(Source records)
——————
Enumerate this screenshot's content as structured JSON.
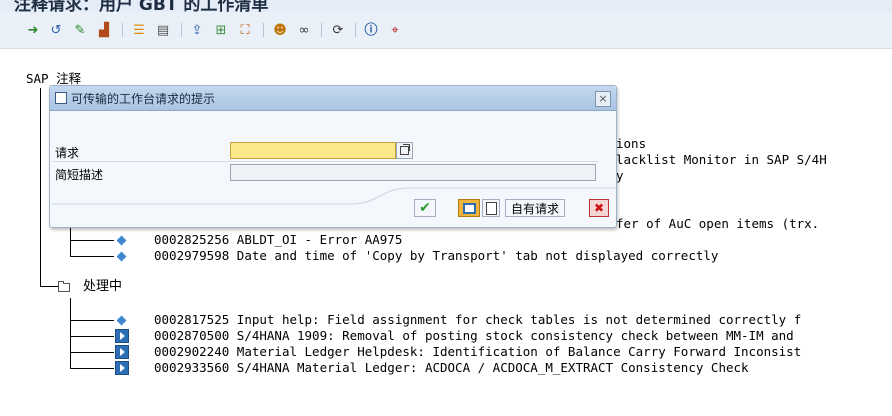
{
  "window": {
    "title": "注释请求：用户 GBT 的工作清单"
  },
  "toolbar": {
    "icons": [
      "execute-icon",
      "refresh-icon",
      "check-icon",
      "hierarchy-icon",
      "sort-icon",
      "display-icon",
      "export-icon",
      "tree-icon",
      "chart-icon",
      "glasses-icon",
      "transport-icon",
      "info-icon",
      "help-cursor-icon"
    ]
  },
  "tree": {
    "root": "SAP 注释",
    "partial_lines": [
      "ions",
      "lacklist Monitor in SAP S/4H",
      "y",
      "fer of AuC open items (trx."
    ],
    "group1": [
      {
        "id": "0002825256",
        "text": "ABLDT_OI - Error AA975"
      },
      {
        "id": "0002979598",
        "text": "Date and time of 'Copy by Transport' tab not displayed correctly"
      }
    ],
    "folder_label": "处理中",
    "group2": [
      {
        "id": "0002817525",
        "text": "Input help: Field assignment for check tables is not determined correctly f"
      },
      {
        "id": "0002870500",
        "text": "S/4HANA 1909: Removal of posting stock consistency check between MM-IM and"
      },
      {
        "id": "0002902240",
        "text": "Material Ledger Helpdesk: Identification of Balance Carry Forward Inconsist"
      },
      {
        "id": "0002933560",
        "text": "S/4HANA Material Ledger: ACDOCA / ACDOCA_M_EXTRACT Consistency Check"
      }
    ]
  },
  "dialog": {
    "title": "可传输的工作台请求的提示",
    "request_label": "请求",
    "request_value": "",
    "description_label": "简短描述",
    "description_value": "",
    "own_requests_label": "自有请求",
    "close_glyph": "×",
    "ok_glyph": "✔",
    "cancel_glyph": "✖"
  }
}
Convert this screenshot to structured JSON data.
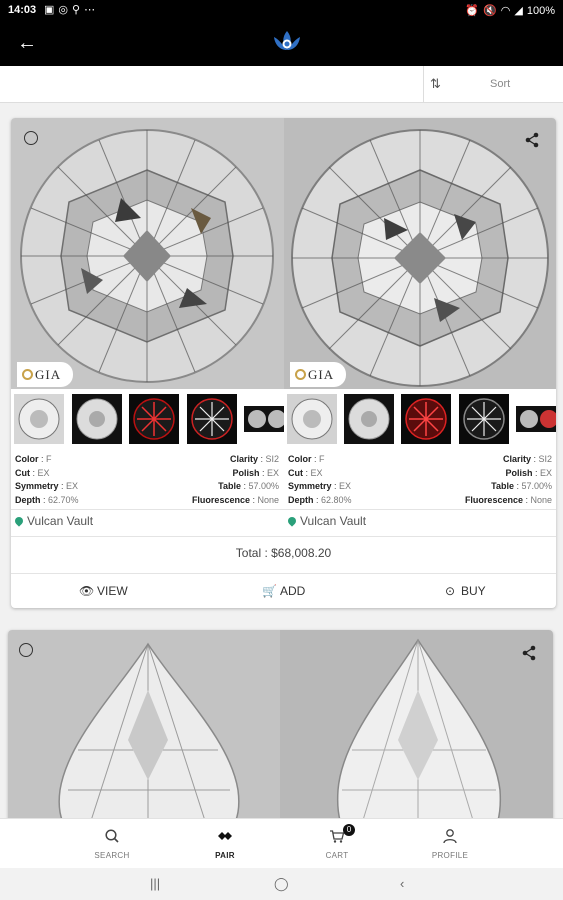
{
  "status_bar": {
    "time": "14:03",
    "notification_icons": [
      "image-icon",
      "whatsapp-icon",
      "location-icon",
      "more-icon"
    ],
    "right_icons": [
      "alarm-icon",
      "mute-icon",
      "wifi-icon",
      "signal-icon"
    ],
    "battery": "100%"
  },
  "app_bar": {
    "logo": "brand-lotus-logo"
  },
  "sort": {
    "label": "Sort"
  },
  "cards": [
    {
      "left": {
        "lab": "GIA",
        "specs": {
          "color_label": "Color",
          "color": "F",
          "cut_label": "Cut",
          "cut": "EX",
          "symmetry_label": "Symmetry",
          "symmetry": "EX",
          "depth_label": "Depth",
          "depth": "62.70%",
          "clarity_label": "Clarity",
          "clarity": "SI2",
          "polish_label": "Polish",
          "polish": "EX",
          "table_label": "Table",
          "table": "57.00%",
          "fluorescence_label": "Fluorescence",
          "fluorescence": "None"
        },
        "vendor": "Vulcan Vault"
      },
      "right": {
        "lab": "GIA",
        "specs": {
          "color_label": "Color",
          "color": "F",
          "cut_label": "Cut",
          "cut": "EX",
          "symmetry_label": "Symmetry",
          "symmetry": "EX",
          "depth_label": "Depth",
          "depth": "62.80%",
          "clarity_label": "Clarity",
          "clarity": "SI2",
          "polish_label": "Polish",
          "polish": "EX",
          "table_label": "Table",
          "table": "57.00%",
          "fluorescence_label": "Fluorescence",
          "fluorescence": "None"
        },
        "vendor": "Vulcan Vault"
      },
      "total": "Total : $68,008.20",
      "actions": {
        "view": "VIEW",
        "add": "ADD",
        "buy": "BUY"
      }
    }
  ],
  "bottom_nav": {
    "search": "SEARCH",
    "pair": "PAIR",
    "cart": "CART",
    "cart_count": "0",
    "profile": "PROFILE"
  },
  "colors": {
    "app_bar": "#000000",
    "accent_pin": "#2aa07a",
    "gia_seal": "#c8a24a",
    "logo_blue": "#2f6fc4"
  }
}
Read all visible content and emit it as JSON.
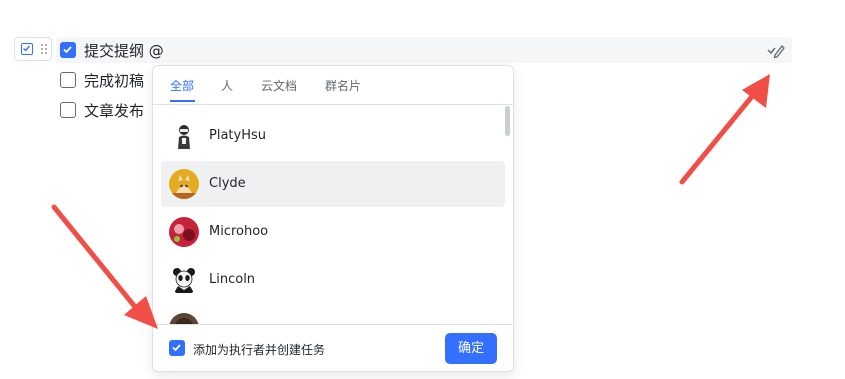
{
  "doc": {
    "tasks": [
      {
        "text": "提交提纲 @",
        "checked": true
      },
      {
        "text": "完成初稿",
        "checked": false
      },
      {
        "text": "文章发布",
        "checked": false
      }
    ]
  },
  "mention_popup": {
    "tabs": [
      {
        "label": "全部",
        "active": true
      },
      {
        "label": "人",
        "active": false
      },
      {
        "label": "云文档",
        "active": false
      },
      {
        "label": "群名片",
        "active": false
      }
    ],
    "items": [
      {
        "name": "PlatyHsu",
        "highlighted": false
      },
      {
        "name": "Clyde",
        "highlighted": true
      },
      {
        "name": "Microhoo",
        "highlighted": false
      },
      {
        "name": "Lincoln",
        "highlighted": false
      },
      {
        "name": "",
        "highlighted": false
      }
    ],
    "footer": {
      "checkbox_label": "添加为执行者并创建任务",
      "checkbox_checked": true,
      "confirm_label": "确定"
    }
  },
  "colors": {
    "accent": "#3370ff",
    "annotation_arrow": "#f04e46"
  }
}
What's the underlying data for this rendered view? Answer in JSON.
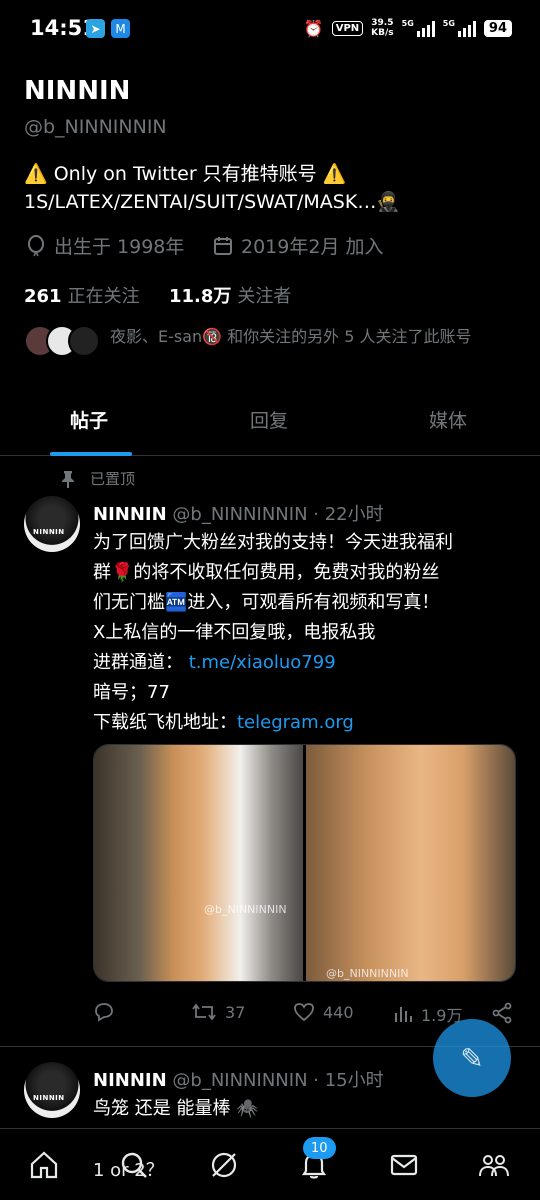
{
  "status_bar": {
    "time": "14:51",
    "vpn": "VPN",
    "speed_value": "39.5",
    "speed_unit": "KB/s",
    "net1": "5G",
    "net2": "5G",
    "battery": "94"
  },
  "profile": {
    "name": "NINNIN",
    "handle": "@b_NINNINNIN",
    "bio_line1": "⚠️ Only on Twitter 只有推特账号 ⚠️",
    "bio_line2": "1S/LATEX/ZENTAI/SUIT/SWAT/MASK…🥷",
    "birth": "出生于 1998年",
    "joined": "2019年2月 加入",
    "following_count": "261",
    "following_label": "正在关注",
    "followers_count": "11.8万",
    "followers_label": "关注者",
    "followed_by": "夜影、E-san🔞 和你关注的另外 5 人关注了此账号"
  },
  "tabs": [
    "帖子",
    "回复",
    "媒体"
  ],
  "pinned_label": "已置顶",
  "tweet1": {
    "name": "NINNIN",
    "handle_time": "@b_NINNINNIN · 22小时",
    "lines": [
      "为了回馈广大粉丝对我的支持！今天进我福利",
      "群🌹的将不收取任何费用，免费对我的粉丝",
      "们无门槛🏧进入，可观看所有视频和写真！",
      "X上私信的一律不回复哦，电报私我"
    ],
    "group_label": "进群通道：",
    "group_link": "t.me/xiaoluo799",
    "code_line": "暗号；77",
    "download_label": "下载纸飞机地址：",
    "download_link": "telegram.org",
    "watermark1": "@b_NINNINNIN",
    "watermark2": "@b_NINNINNIN",
    "retweets": "37",
    "likes": "440",
    "views": "1.9万"
  },
  "tweet2": {
    "name": "NINNIN",
    "handle_time": "@b_NINNINNIN · 15小时",
    "line1": "鸟笼 还是 能量棒 🕷️",
    "line2": "1 or 2？"
  },
  "avatar_text": "NINNIN",
  "nav": {
    "notifications_badge": "10"
  },
  "colors": {
    "accent": "#1d9bf0",
    "muted": "#71767b",
    "background": "#000000"
  }
}
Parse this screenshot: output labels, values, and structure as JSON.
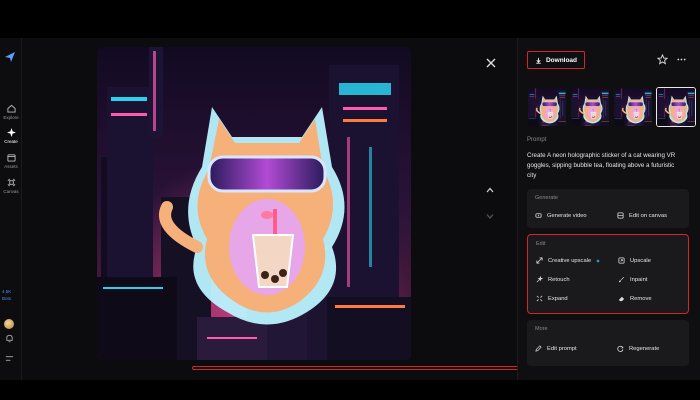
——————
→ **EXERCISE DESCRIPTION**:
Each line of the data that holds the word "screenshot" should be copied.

→ **RESULT BELOW**:
Enumerate this screenshot's content as structured JSON.
Convert this screenshot to structured JSON data.
Parse this screenshot: output labels, values, and structure as JSON.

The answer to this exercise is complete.